You can enjoy the 3D effect right on your computer screen so there’s no need to print out the images. I’ve even managed to see the 3D effect with these photos on my iphone but I won’t recommend it for beginners. Not every photo is a candidate for 3D. This photo of Mr. A and June Collyer from ALEXANDER HAMILTON (1931) works well because it has a clearly defined foreground and background:
If you’ve gotten this far with seeing the above photos in 3D, then you’re ready for the post-graduate course. Try this exquisite portrait of Mr. A, Loretta Young, and Robert Young from THE HOUSE OF ROTHSCHILD (1934). Not only is the foreground/background clearly distinguished, but the lighting effects seem to suggest a 3D effect as well:

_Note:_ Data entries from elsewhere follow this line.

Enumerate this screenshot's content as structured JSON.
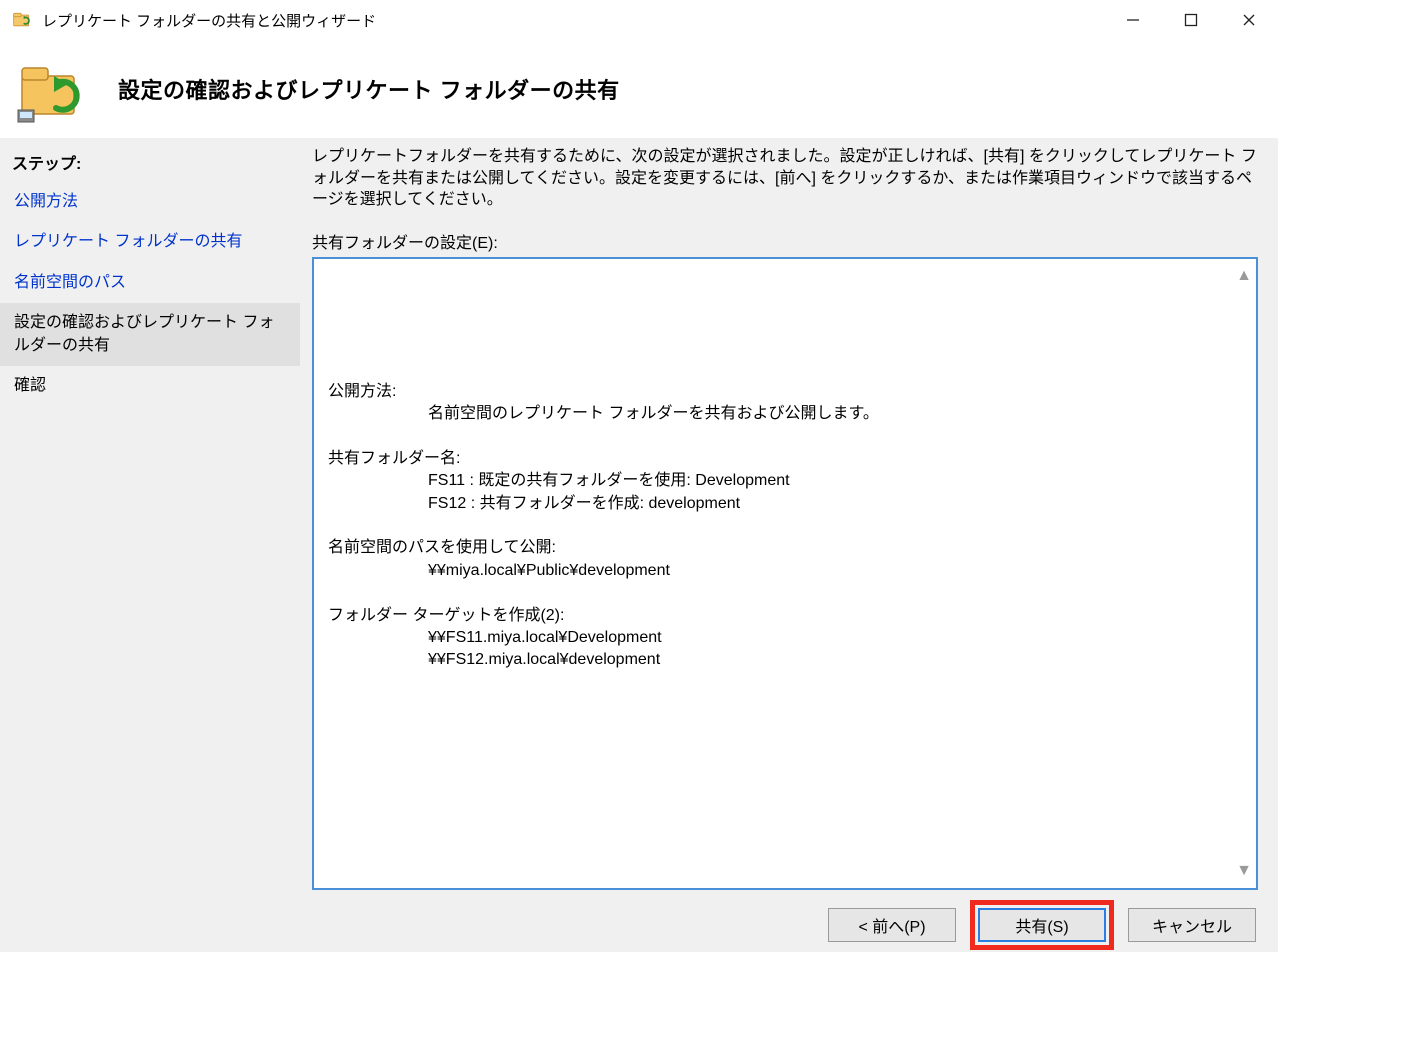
{
  "window": {
    "title": "レプリケート フォルダーの共有と公開ウィザード"
  },
  "header": {
    "heading": "設定の確認およびレプリケート フォルダーの共有"
  },
  "sidebar": {
    "steps_label": "ステップ:",
    "steps": [
      {
        "label": "公開方法"
      },
      {
        "label": "レプリケート フォルダーの共有"
      },
      {
        "label": "名前空間のパス"
      },
      {
        "label": "設定の確認およびレプリケート フォルダーの共有"
      },
      {
        "label": "確認"
      }
    ]
  },
  "content": {
    "instructions": "レプリケートフォルダーを共有するために、次の設定が選択されました。設定が正しければ、[共有] をクリックしてレプリケート フォルダーを共有または公開してください。設定を変更するには、[前へ] をクリックするか、または作業項目ウィンドウで該当するページを選択してください。",
    "settings_label": "共有フォルダーの設定(E):",
    "settings": {
      "s1_label": "公開方法:",
      "s1_line1": "名前空間のレプリケート フォルダーを共有および公開します。",
      "s2_label": "共有フォルダー名:",
      "s2_line1": "FS11 : 既定の共有フォルダーを使用: Development",
      "s2_line2": "FS12 : 共有フォルダーを作成: development",
      "s3_label": "名前空間のパスを使用して公開:",
      "s3_line1": "¥¥miya.local¥Public¥development",
      "s4_label": "フォルダー ターゲットを作成(2):",
      "s4_line1": "¥¥FS11.miya.local¥Development",
      "s4_line2": "¥¥FS12.miya.local¥development"
    }
  },
  "footer": {
    "back": "< 前へ(P)",
    "share": "共有(S)",
    "cancel": "キャンセル"
  }
}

This photo is from the closing scene of THE HOUSE OF ROTHSCHILD that was originally photographed in color so I took my coloring cues directly from the film itself. I slightly altered the color of the carpet between the two images so you may notice a vivid quality as the colors combine. Florence Arliss, Mr. A, and Reginald Owen:
Finally, here is a genuine 3D photo that your Blogmeister just made using an ordinary digital camera. The bust was sculpted by Ivan Simpson around 1923 and captures Mr. A as the Rajah of Rukh in THE GREEN GODDESS, a hit play that he made both as a silent film and later in sound in 1929 (release in 1930). Mr. A refers to this bust in the first volume of his memoirs:
ARLISS ALERT! Mr. A’s Academy Award Winner DISRAELI on TCM on Friday, Feb. 1st at 7:30 AM Eastern Time
George Arliss received the Best Actor Academy Award for his 1929 film, DISRAELI, where he portrayed the legendary British prime minister of the 1870s. An early talkie, this story is surprisingly topical in that it focuses on Disraeli’s quest to purchase the Suez Canal for Britain. Opposed by other politicians and sabotaged by spies from Russia, the wily prime minister contrives to buy the Canal only to discover he lacks the money to pay for it! How’s George Arliss going to get out of this one? Tune in and see!
“Disraeli (1929)“is playing on TCM on Fri, February 01, 2013 07:30 AM est.
Doris Lloyd plays the charming socialite Mrs. Travers, who is actually a Russian spy:
Ivan Simpson plays financier Hugh Myers who promises to provide funding for the Canal purchase, but then goes bankrupt:
Ivan Simpson was also a sculptor as he proves between filming scenes:
The cover of the souvenir program from 1929:
A 19 year-old Joan Bennett with Mr. A:
Joan Bennett graciously provided your blogmeister with a few reminiscences of making DISRAELI:
Florence Arliss, wife of Mr. A, played the wife of Disraeli, known as Lady Beaconsfield:
A 1929 flyer containing memorable scenes: